A unit of Deutsche Telekom AG, T-Mobile broke into the U.S. wireless market with celebrity spokeswoman Catherine Zeta-Jones (actress Jamie Lee Curtis was the pitchwoman for its previous incarnation, VoiceStream) in ads that focused primarily on brand awareness and basic features such as in-network call plans and unlimited minutes. It plans to drop Zeta-Jones and take a more man-on-the-street approach, The Wall Street Journal reported--increasing its focus on new features the expanded spectrum will enable.
T-Mobile is unable to comment because of the FCC's post-auction quiet period, but is expected to issue statements in October, when it is rumored to be shipping new handsets.
With the new spectrum, T-Mobile can offer a cellular broadband network on which customers can surf the Web via laptops and download mobile content at increased speeds. This capability is necessary for T-Mobile to compete with leading wireless carriers Cingular Wireless, Verizon and Sprint Nextel--all of which also acquired additional spectrum licenses in September's auction, and already are marketing their expanded mobile content offerings to customers.
T-Mobile also will try to cultivate more land-line customers by increasing its level of mobile service. The company hopes its expanded network will encourage customers who previously maintained both a cell phone and a land-line phone because of inadequate reception or service at home to cut the cord. Unlike its competitors, T-Mobile is not affiliated with a domestic land-line network.
In its most aggressive move, the company is expected to ship dual-mode handsets as early as next month--well ahead of its rivals--that will enable customers to get online wirelessly, at home and at T-Mobile wireless hotspots.
When coupled with a Wi-Fi router (which Vonage land-line customers already use to access their Internet-based telephone service), users may soon be able to sign up for a low-cost service plan that will allow them to make calls from their Wi-Fi connections at home without affecting the number of mobile minutes used.
Currently, T-Mobile only has 7,000 Wi-Fi hot spots in airports and Starbucks coffee shops, which customers can access for a daily or monthly fee.
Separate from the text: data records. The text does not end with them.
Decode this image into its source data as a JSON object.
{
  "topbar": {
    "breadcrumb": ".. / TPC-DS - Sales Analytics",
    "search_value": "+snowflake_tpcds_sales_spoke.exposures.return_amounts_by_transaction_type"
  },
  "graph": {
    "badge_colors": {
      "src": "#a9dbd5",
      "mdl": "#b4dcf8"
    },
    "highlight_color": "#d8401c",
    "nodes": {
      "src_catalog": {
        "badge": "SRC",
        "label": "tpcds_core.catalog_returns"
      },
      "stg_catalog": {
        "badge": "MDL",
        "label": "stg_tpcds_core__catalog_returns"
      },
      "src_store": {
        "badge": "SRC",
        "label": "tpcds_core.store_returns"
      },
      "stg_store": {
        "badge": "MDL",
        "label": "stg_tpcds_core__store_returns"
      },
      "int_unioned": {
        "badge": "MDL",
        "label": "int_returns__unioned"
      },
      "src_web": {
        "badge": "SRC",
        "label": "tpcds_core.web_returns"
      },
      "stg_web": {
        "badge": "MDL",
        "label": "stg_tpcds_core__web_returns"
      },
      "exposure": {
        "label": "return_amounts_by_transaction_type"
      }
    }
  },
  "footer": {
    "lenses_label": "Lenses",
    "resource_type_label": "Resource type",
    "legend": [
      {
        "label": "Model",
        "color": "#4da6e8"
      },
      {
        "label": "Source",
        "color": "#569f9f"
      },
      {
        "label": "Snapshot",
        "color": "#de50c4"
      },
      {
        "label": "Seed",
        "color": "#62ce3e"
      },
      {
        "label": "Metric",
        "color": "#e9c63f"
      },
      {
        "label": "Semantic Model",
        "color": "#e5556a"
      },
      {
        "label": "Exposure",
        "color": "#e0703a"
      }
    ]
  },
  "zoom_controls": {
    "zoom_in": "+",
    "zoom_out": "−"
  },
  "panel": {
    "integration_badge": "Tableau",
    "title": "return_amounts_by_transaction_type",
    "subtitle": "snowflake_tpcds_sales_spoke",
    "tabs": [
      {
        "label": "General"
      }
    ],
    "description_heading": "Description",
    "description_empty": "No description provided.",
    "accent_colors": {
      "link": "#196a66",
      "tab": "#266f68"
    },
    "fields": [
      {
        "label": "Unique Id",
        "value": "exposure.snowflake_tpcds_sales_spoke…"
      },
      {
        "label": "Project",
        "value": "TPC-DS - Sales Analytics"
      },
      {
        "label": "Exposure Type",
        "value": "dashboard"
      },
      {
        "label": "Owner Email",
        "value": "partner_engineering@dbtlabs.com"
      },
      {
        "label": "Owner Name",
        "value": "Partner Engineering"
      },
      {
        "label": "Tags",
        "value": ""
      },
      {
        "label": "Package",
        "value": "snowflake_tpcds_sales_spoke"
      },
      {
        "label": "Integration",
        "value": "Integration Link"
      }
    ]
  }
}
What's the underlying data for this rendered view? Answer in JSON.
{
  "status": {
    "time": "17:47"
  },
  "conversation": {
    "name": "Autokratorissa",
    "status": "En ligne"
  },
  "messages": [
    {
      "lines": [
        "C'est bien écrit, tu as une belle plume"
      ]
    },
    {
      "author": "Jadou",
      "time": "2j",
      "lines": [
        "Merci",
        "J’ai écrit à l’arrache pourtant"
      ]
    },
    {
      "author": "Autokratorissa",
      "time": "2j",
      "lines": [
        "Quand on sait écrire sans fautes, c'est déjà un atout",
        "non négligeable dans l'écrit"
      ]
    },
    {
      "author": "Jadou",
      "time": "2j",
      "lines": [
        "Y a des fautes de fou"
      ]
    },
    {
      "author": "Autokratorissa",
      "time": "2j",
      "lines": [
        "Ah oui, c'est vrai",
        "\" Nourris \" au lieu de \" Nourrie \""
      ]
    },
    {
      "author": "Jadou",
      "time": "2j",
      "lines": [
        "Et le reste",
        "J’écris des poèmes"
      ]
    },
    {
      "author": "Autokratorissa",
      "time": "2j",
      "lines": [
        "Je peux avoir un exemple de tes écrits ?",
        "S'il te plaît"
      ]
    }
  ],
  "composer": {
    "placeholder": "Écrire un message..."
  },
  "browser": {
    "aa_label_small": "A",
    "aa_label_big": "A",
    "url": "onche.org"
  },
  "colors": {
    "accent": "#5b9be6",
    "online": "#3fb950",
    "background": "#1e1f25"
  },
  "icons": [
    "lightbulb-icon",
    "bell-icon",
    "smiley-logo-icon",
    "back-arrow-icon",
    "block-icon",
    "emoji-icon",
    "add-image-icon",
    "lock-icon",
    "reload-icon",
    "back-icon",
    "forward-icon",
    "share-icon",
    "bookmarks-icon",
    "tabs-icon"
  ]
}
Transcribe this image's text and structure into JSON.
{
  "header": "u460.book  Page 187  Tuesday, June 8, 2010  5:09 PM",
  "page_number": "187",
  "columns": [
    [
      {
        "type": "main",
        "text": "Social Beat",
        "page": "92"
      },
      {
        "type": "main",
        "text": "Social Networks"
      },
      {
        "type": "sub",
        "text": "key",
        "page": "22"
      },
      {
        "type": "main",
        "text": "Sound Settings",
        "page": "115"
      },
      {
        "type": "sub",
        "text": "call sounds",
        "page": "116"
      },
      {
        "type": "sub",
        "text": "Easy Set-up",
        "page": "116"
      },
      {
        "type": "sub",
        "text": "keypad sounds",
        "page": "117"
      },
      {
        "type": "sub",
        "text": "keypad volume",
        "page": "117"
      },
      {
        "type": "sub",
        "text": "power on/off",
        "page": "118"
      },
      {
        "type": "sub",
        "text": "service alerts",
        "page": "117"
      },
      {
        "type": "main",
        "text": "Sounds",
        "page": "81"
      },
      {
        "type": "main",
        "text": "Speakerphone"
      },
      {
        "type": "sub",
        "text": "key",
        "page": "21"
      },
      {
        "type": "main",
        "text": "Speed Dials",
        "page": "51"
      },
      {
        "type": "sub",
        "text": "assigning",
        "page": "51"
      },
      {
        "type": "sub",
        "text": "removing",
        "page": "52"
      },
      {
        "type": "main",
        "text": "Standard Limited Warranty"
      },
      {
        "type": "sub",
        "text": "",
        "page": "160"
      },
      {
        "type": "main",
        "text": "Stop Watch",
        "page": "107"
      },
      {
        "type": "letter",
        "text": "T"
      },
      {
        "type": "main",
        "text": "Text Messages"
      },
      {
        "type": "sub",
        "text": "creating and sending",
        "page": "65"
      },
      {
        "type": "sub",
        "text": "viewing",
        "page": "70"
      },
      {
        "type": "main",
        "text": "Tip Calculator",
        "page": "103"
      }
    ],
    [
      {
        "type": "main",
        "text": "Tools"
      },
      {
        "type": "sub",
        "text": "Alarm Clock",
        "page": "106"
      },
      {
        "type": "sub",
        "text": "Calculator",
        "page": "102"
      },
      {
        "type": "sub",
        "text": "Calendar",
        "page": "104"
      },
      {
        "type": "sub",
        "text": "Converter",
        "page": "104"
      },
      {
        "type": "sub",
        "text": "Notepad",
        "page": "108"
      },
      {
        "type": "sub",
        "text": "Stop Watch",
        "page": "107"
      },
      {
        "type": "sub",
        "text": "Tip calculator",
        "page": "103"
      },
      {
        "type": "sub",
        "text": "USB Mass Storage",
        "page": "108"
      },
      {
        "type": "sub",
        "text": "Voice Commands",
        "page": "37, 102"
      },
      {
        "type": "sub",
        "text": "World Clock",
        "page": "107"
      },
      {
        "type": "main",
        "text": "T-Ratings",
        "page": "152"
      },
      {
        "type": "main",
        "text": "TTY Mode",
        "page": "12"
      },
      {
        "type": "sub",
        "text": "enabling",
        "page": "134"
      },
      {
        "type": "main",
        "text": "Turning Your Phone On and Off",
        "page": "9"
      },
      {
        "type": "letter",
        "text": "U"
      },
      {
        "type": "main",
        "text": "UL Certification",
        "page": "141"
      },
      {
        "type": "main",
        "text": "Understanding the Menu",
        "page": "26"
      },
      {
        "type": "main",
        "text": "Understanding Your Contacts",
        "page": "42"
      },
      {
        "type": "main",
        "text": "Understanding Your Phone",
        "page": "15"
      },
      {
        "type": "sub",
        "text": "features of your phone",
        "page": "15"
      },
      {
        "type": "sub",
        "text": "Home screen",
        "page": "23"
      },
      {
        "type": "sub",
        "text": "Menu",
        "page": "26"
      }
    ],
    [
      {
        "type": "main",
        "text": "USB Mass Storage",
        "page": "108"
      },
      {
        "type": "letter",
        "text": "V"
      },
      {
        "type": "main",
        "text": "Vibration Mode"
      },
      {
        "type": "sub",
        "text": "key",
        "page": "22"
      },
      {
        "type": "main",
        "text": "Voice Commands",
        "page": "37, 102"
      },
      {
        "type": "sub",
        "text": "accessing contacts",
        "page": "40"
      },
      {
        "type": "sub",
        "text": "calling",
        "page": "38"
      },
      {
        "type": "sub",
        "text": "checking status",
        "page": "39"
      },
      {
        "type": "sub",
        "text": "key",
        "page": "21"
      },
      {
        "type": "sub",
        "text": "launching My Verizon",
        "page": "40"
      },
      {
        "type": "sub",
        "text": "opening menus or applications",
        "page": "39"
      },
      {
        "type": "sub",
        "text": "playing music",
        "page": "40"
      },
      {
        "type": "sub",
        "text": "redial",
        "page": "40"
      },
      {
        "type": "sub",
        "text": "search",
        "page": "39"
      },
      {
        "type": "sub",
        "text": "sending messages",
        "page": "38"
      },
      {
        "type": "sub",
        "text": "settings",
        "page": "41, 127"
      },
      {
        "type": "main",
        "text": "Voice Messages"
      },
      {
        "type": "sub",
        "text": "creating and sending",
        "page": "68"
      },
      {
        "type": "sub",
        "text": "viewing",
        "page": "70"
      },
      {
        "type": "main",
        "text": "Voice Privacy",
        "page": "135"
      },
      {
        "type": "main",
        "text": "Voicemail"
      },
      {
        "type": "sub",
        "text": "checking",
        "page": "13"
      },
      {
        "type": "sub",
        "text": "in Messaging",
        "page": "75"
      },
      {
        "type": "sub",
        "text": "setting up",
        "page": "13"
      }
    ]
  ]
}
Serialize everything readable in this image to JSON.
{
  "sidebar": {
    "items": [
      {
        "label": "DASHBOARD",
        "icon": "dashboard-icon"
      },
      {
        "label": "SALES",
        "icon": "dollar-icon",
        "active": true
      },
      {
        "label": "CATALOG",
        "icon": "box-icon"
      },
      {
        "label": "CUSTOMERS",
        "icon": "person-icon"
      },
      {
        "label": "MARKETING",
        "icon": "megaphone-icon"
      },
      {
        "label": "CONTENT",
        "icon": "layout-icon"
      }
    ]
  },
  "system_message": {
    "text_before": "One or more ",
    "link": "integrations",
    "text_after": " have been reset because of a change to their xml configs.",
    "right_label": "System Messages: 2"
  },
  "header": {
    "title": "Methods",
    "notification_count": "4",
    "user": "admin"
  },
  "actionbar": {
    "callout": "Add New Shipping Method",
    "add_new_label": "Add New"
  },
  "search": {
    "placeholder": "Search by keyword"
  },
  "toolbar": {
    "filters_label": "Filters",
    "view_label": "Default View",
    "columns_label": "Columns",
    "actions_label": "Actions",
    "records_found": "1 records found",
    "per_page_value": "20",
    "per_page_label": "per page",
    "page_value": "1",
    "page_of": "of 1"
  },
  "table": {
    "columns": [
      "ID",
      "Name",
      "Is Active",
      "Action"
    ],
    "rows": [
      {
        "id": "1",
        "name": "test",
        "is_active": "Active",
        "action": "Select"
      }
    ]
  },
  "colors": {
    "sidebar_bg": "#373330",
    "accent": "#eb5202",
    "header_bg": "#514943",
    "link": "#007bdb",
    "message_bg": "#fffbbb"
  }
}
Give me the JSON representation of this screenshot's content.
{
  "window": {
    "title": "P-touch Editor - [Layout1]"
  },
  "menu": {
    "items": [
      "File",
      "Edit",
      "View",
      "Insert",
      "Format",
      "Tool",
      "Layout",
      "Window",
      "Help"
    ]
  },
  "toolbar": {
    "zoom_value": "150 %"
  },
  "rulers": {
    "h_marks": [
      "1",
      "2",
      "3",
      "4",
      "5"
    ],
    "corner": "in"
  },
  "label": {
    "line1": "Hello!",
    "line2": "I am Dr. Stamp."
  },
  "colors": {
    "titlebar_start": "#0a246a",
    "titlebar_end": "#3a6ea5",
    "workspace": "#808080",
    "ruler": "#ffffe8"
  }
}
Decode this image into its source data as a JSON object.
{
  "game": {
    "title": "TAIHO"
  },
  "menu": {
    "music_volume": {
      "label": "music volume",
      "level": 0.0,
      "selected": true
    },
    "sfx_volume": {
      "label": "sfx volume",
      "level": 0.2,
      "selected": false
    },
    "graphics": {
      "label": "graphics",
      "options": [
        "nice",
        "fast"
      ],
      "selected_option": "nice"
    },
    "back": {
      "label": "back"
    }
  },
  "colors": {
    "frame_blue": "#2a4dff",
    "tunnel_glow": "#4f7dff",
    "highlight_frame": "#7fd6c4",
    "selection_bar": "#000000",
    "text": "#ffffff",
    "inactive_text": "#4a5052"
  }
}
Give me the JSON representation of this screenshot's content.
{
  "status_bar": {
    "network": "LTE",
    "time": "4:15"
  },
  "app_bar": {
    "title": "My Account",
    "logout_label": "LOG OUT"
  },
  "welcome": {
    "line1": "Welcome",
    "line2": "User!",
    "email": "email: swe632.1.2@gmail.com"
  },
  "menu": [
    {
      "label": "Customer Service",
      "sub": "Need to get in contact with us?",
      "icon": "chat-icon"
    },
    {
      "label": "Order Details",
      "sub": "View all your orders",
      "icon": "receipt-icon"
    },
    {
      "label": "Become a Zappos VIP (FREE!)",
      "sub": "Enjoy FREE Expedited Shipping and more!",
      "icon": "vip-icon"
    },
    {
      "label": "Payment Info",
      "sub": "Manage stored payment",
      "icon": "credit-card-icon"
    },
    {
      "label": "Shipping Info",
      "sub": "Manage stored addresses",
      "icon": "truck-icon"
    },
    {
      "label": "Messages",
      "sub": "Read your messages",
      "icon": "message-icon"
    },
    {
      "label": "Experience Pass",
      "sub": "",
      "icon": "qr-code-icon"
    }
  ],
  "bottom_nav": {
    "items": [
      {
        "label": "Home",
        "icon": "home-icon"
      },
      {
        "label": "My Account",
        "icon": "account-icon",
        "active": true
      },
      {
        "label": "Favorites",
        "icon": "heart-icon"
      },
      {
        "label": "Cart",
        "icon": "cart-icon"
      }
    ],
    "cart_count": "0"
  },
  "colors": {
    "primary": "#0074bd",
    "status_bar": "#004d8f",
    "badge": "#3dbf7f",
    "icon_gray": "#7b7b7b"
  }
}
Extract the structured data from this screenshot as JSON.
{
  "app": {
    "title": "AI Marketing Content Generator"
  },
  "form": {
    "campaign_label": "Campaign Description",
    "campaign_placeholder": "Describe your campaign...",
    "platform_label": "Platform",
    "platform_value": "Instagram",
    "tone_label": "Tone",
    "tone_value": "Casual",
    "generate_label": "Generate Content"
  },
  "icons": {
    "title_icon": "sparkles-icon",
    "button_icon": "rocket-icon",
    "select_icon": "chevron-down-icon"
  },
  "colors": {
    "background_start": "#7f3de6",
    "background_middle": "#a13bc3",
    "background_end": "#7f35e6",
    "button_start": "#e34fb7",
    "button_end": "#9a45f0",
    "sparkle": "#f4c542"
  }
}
Additionally, T-Mobile is test-marketing its own version of Alltel's "My Circle," plan, which lets customers make free calls to 10 people on any network, with its "My Favs" plan, which will allow the same access to five people.